** Directions **
Go through the records and copy each line where the string "makeArray" occurs.

** Data supplied **
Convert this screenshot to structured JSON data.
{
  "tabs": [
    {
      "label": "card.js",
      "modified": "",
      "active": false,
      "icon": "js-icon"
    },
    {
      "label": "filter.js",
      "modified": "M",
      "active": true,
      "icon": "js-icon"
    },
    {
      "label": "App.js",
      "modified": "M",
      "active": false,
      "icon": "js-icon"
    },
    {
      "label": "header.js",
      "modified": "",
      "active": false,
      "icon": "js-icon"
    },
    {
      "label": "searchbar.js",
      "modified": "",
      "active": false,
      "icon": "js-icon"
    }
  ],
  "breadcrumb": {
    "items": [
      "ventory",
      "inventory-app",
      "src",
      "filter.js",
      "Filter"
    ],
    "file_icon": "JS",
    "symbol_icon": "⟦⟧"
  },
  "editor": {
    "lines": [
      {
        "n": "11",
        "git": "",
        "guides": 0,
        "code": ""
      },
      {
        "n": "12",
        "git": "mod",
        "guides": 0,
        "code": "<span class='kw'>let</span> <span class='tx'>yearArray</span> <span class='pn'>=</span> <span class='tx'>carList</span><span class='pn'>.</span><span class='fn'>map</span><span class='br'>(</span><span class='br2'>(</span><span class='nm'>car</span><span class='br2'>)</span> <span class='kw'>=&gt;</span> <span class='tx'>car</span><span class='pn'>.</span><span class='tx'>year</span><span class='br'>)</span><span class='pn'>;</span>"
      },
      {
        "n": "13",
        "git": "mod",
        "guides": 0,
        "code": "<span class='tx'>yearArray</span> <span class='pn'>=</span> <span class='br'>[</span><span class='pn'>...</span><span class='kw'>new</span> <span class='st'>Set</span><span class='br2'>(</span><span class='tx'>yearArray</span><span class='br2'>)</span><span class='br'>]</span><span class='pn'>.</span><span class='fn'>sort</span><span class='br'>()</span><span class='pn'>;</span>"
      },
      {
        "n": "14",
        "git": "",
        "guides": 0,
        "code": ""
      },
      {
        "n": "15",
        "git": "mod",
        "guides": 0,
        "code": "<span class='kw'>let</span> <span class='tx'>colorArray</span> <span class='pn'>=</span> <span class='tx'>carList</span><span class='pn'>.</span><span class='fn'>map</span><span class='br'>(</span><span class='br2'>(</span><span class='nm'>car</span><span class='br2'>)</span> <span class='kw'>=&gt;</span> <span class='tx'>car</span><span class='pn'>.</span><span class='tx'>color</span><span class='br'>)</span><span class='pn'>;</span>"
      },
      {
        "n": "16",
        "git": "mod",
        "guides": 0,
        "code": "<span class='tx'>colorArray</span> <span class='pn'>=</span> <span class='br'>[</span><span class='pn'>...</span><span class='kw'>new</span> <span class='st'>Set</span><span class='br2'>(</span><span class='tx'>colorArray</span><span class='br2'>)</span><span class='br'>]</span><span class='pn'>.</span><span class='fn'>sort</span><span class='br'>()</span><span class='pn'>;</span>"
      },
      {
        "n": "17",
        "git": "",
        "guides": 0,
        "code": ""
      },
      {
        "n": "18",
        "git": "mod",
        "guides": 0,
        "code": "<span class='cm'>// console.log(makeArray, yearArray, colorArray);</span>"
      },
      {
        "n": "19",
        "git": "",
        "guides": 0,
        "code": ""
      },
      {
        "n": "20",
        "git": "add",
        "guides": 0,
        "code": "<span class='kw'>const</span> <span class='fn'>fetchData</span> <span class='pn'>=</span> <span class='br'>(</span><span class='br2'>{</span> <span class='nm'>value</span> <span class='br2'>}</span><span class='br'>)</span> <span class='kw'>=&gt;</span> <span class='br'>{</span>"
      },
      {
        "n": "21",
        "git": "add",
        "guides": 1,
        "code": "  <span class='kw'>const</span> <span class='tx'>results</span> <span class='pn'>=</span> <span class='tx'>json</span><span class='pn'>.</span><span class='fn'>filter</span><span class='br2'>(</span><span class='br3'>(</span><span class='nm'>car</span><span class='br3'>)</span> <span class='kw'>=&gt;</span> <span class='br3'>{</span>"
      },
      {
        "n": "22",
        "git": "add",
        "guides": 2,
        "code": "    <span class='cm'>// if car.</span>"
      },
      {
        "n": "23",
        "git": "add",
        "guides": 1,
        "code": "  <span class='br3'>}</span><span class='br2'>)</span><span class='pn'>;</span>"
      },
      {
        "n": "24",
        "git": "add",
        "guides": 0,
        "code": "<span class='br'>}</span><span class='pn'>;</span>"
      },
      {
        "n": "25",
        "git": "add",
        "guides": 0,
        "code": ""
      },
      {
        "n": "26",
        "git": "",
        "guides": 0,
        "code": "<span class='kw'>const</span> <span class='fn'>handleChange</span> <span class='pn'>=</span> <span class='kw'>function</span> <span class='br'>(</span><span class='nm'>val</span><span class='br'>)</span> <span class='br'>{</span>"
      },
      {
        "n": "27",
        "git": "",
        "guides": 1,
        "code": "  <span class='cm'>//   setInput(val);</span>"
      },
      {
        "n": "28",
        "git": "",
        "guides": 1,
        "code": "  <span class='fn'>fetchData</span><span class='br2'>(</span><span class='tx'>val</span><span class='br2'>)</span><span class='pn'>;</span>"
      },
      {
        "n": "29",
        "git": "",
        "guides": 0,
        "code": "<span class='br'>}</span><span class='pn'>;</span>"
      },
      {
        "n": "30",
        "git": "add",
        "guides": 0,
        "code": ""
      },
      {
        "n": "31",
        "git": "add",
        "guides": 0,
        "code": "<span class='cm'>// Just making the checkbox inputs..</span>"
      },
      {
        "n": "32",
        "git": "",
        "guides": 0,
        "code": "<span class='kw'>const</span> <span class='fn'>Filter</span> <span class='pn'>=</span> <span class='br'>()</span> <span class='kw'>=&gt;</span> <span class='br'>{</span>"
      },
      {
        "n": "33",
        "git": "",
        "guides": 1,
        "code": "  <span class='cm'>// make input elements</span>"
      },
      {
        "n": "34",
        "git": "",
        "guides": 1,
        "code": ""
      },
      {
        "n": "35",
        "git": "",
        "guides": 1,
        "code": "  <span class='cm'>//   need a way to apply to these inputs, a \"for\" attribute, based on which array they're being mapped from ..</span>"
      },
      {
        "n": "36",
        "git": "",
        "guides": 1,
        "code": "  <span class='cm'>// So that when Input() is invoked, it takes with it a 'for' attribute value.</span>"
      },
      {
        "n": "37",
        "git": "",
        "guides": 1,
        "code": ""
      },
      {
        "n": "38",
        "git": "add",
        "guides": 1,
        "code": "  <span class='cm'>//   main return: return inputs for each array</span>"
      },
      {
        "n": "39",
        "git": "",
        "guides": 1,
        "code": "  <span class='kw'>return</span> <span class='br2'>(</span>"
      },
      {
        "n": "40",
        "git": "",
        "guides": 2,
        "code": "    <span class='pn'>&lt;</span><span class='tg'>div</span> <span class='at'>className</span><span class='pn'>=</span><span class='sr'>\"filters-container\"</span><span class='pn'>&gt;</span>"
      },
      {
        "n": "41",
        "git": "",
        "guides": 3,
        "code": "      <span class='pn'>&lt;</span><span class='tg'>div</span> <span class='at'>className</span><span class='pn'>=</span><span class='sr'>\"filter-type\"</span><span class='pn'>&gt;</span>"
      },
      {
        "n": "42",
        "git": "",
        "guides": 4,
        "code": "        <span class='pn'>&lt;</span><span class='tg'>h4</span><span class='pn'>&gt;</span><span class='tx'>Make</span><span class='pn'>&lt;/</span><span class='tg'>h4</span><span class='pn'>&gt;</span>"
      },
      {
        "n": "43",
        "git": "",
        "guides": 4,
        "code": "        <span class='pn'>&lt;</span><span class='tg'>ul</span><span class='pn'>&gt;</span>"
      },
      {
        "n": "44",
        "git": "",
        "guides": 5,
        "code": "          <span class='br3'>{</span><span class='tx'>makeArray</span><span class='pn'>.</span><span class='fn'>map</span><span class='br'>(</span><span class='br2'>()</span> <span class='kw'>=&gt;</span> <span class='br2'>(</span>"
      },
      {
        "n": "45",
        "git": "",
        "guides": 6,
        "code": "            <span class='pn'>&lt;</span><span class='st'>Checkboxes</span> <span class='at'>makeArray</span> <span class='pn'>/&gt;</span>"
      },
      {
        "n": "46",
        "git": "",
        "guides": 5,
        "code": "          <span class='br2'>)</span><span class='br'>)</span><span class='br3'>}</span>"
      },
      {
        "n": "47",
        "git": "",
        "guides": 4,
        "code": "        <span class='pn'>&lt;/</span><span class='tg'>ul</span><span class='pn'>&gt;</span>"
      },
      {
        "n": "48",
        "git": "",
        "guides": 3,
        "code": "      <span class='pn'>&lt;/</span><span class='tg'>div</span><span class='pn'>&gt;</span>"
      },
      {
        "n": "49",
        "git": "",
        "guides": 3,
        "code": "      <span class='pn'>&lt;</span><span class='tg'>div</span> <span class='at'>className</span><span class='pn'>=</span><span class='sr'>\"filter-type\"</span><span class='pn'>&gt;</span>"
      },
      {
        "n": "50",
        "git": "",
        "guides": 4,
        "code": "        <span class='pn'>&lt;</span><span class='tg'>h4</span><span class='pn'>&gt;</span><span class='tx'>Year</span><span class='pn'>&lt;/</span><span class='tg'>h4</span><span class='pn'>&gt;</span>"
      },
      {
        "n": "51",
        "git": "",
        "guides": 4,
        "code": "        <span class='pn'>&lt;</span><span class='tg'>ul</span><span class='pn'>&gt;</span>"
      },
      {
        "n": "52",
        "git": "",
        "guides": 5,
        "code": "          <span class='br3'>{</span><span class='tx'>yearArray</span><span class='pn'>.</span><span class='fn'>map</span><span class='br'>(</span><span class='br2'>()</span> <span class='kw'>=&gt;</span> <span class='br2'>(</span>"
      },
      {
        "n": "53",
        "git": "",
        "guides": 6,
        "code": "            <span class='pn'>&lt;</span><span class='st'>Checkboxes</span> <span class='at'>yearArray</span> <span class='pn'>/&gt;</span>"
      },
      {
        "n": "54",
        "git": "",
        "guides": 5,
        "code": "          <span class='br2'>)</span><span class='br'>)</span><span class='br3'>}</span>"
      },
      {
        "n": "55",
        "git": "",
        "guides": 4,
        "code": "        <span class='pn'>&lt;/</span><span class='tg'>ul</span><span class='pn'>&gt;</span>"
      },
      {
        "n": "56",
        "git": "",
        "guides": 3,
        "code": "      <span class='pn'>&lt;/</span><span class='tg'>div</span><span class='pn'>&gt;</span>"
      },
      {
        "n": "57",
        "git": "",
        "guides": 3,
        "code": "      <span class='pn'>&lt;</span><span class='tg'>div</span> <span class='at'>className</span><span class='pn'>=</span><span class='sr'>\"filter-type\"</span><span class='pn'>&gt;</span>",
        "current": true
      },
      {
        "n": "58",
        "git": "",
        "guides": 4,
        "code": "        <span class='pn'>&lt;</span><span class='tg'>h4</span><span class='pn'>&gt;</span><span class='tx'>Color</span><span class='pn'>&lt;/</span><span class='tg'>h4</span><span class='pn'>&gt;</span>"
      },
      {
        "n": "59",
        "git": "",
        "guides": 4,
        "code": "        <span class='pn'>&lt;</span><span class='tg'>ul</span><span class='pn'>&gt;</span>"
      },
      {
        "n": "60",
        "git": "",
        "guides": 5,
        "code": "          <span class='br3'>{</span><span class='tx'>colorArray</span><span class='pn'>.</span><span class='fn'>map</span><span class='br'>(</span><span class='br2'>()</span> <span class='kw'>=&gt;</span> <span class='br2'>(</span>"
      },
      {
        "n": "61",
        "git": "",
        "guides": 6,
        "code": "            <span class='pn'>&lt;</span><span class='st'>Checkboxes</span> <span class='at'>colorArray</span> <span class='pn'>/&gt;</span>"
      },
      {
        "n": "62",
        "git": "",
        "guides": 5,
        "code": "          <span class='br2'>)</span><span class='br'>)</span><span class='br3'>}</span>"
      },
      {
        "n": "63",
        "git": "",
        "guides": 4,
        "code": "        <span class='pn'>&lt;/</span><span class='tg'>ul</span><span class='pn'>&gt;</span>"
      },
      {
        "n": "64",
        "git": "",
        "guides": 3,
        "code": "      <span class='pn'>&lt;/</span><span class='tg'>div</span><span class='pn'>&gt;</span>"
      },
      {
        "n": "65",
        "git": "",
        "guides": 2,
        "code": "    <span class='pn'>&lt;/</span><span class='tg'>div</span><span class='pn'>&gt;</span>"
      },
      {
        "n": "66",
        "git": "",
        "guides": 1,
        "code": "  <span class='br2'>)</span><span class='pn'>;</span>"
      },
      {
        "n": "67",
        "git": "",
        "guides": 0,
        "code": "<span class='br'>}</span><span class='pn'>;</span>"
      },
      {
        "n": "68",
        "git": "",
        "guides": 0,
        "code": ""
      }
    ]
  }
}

** Exercise output **
        "code": "<span class='cm'>// console.log(makeArray, yearArray, colorArray);</span>"
        "code": "          <span class='br3'>{</span><span class='tx'>makeArray</span><span class='pn'>.</span><span class='fn'>map</span><span class='br'>(</span><span class='br2'>()</span> <span class='kw'>=&gt;</span> <span class='br2'>(</span>"
        "code": "            <span class='pn'>&lt;</span><span class='st'>Checkboxes</span> <span class='at'>makeArray</span> <span class='pn'>/&gt;</span>"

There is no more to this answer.